## EXERCISE DATA

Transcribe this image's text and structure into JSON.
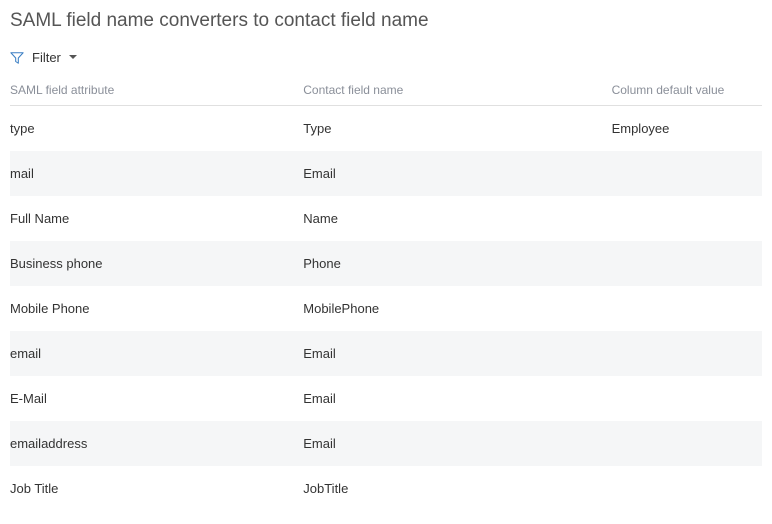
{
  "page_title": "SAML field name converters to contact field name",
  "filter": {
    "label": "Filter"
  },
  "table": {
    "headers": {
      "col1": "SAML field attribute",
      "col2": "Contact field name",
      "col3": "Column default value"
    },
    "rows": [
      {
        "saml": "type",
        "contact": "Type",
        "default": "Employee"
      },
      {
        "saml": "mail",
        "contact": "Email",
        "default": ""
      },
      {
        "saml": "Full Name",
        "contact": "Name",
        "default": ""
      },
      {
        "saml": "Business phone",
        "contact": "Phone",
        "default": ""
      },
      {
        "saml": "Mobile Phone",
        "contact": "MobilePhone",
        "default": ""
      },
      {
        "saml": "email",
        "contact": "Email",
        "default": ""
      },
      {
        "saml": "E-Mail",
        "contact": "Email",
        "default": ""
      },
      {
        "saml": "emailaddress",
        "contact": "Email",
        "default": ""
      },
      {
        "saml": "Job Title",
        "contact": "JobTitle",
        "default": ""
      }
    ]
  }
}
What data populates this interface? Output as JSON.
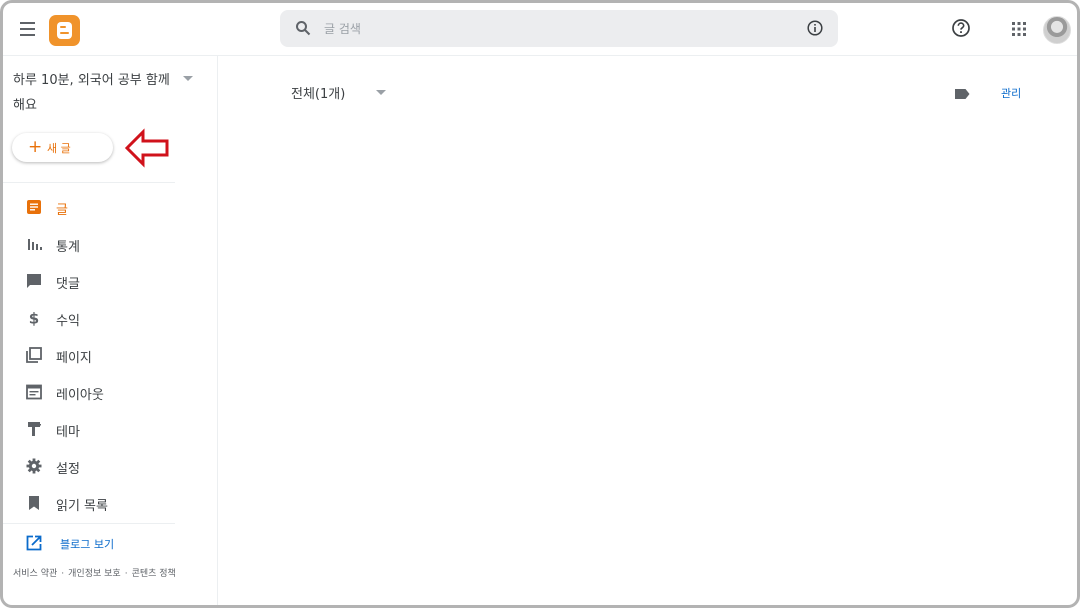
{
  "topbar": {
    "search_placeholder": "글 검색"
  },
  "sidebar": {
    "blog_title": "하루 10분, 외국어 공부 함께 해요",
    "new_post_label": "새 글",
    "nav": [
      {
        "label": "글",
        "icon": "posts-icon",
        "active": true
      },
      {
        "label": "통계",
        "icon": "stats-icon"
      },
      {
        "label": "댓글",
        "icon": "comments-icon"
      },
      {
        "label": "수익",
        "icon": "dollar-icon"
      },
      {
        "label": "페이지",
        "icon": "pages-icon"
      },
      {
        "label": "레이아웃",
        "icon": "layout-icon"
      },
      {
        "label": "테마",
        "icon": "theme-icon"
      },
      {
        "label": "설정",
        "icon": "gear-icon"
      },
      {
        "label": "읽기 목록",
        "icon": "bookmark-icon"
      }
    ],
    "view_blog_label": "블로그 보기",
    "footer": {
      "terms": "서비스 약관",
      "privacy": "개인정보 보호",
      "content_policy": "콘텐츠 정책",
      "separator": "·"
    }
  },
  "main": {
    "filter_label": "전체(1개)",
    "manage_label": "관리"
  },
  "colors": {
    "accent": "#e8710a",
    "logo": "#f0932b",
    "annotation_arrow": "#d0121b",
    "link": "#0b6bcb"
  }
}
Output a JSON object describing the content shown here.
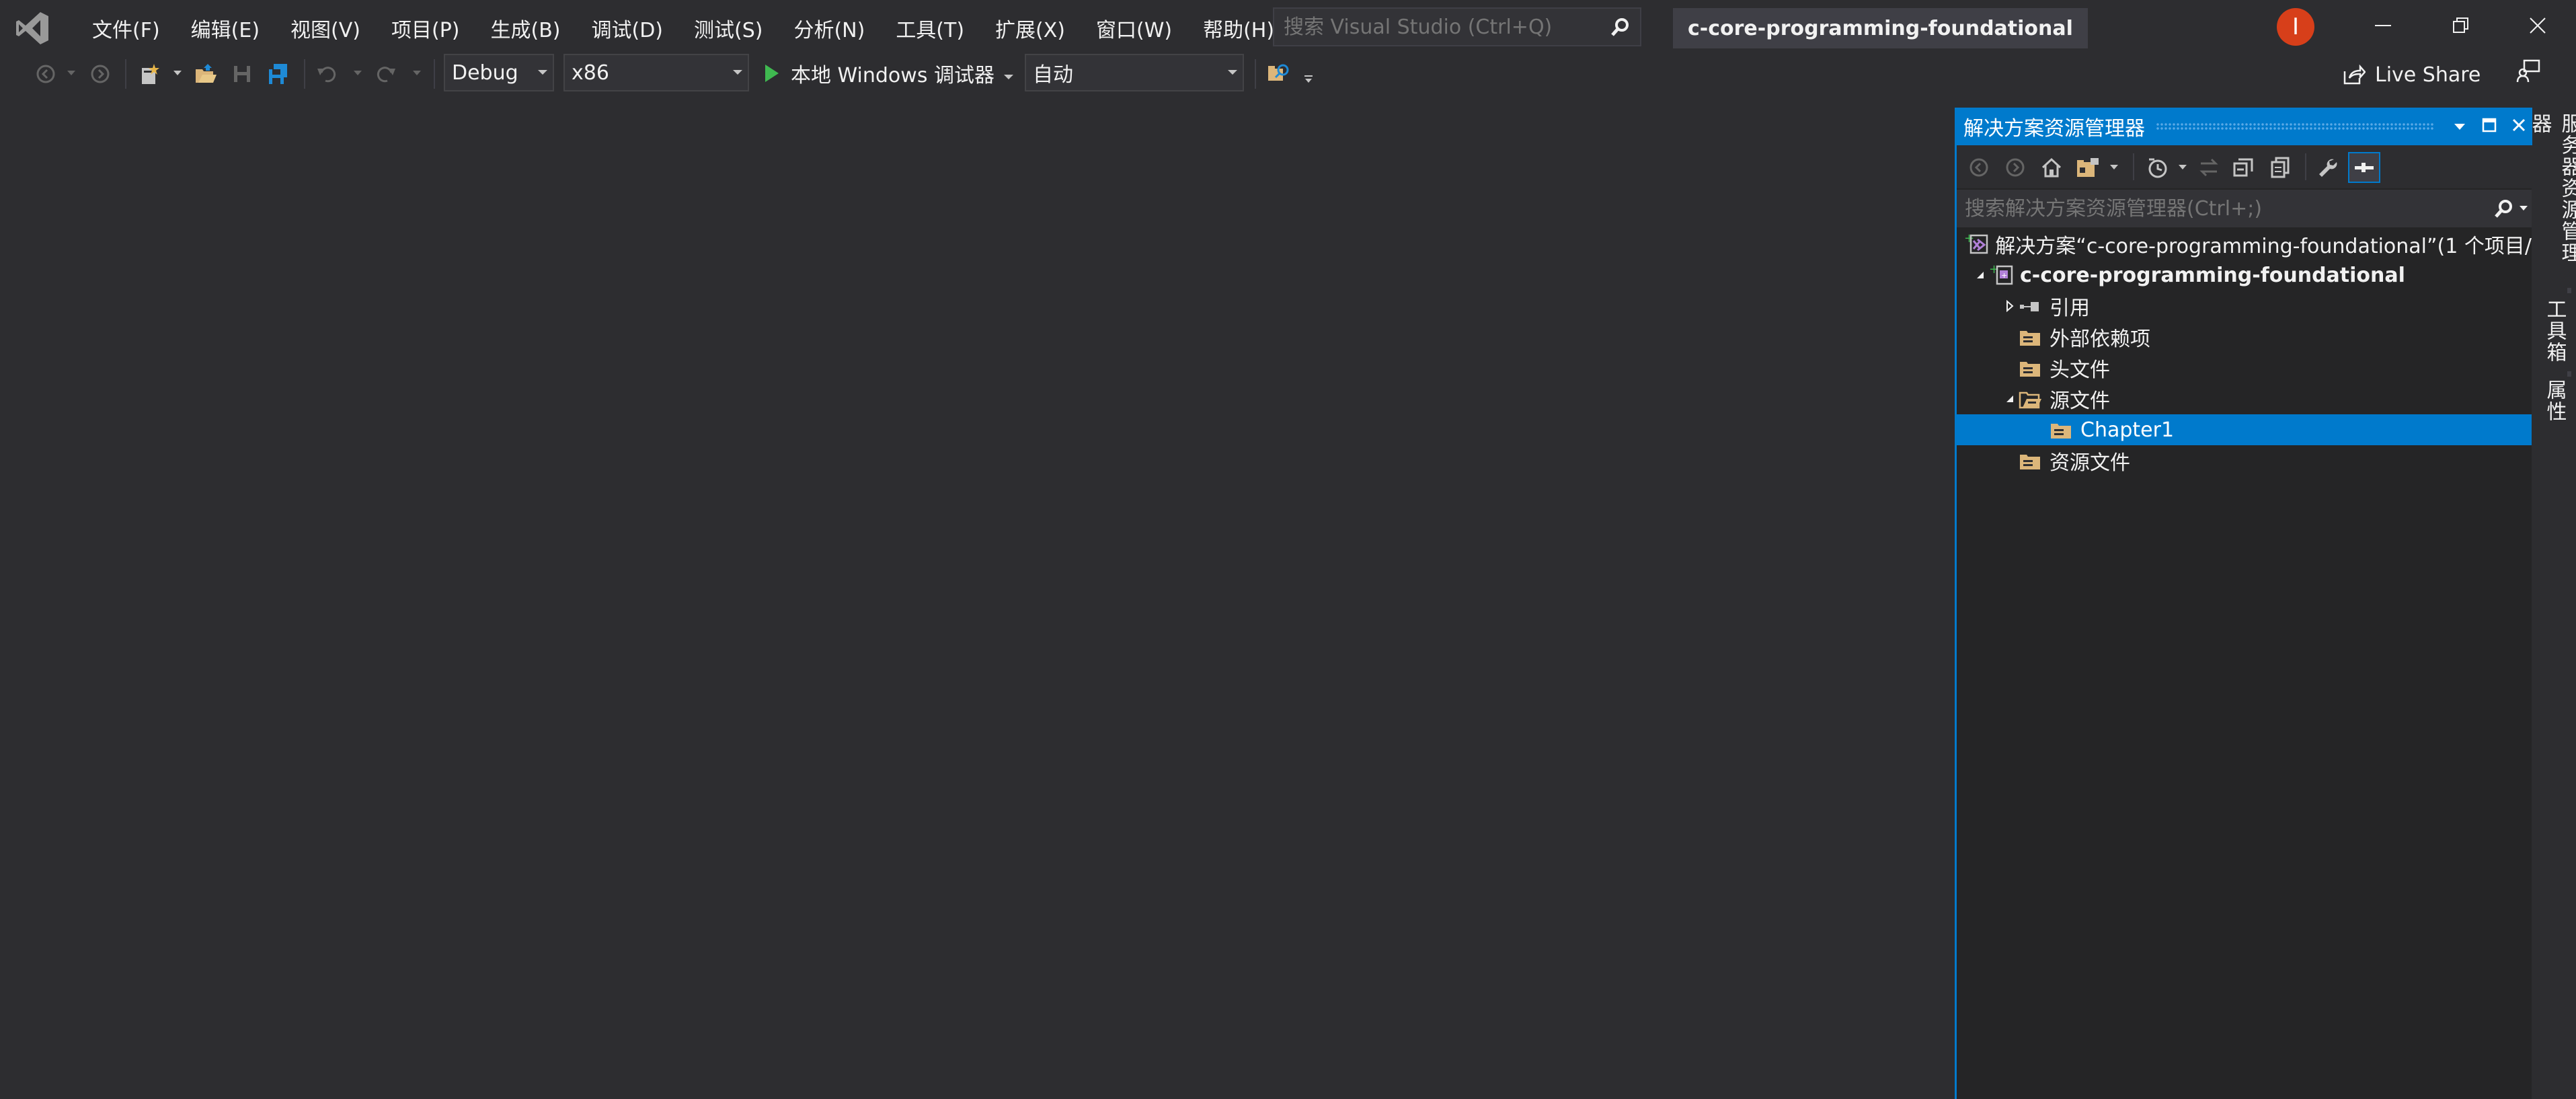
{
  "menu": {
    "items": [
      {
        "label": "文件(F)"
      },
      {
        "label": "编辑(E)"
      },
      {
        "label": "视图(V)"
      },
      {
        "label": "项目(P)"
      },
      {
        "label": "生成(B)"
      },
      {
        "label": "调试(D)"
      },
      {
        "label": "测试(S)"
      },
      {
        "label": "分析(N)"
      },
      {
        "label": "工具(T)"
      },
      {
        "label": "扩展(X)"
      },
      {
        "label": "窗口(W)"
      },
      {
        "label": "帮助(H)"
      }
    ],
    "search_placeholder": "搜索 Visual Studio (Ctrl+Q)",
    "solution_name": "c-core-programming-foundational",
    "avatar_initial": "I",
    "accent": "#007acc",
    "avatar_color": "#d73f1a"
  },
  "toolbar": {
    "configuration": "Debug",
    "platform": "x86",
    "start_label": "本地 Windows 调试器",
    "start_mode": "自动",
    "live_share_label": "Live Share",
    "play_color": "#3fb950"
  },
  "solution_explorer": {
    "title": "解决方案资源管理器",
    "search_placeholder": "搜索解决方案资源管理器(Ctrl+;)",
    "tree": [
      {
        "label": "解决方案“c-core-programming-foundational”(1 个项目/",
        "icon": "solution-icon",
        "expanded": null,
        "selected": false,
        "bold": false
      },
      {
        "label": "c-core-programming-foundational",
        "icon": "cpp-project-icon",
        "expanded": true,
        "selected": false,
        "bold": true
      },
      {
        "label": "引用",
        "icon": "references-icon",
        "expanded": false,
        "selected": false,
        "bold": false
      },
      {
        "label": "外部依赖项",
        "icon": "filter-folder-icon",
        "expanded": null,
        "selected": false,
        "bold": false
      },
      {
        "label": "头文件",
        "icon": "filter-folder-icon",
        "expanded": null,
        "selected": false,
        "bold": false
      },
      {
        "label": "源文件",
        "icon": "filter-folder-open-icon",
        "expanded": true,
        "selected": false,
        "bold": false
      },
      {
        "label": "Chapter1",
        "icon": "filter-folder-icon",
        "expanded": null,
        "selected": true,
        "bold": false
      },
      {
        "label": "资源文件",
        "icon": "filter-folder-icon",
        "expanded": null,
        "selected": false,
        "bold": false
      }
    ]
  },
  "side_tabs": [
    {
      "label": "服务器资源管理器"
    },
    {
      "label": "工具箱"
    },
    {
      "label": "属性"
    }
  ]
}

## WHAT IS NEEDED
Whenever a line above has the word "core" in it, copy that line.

## SOLUTION FOR THIS TASK
    "solution_name": "c-core-programming-foundational",
        "label": "解决方案“c-core-programming-foundational”(1 个项目/",
        "label": "c-core-programming-foundational",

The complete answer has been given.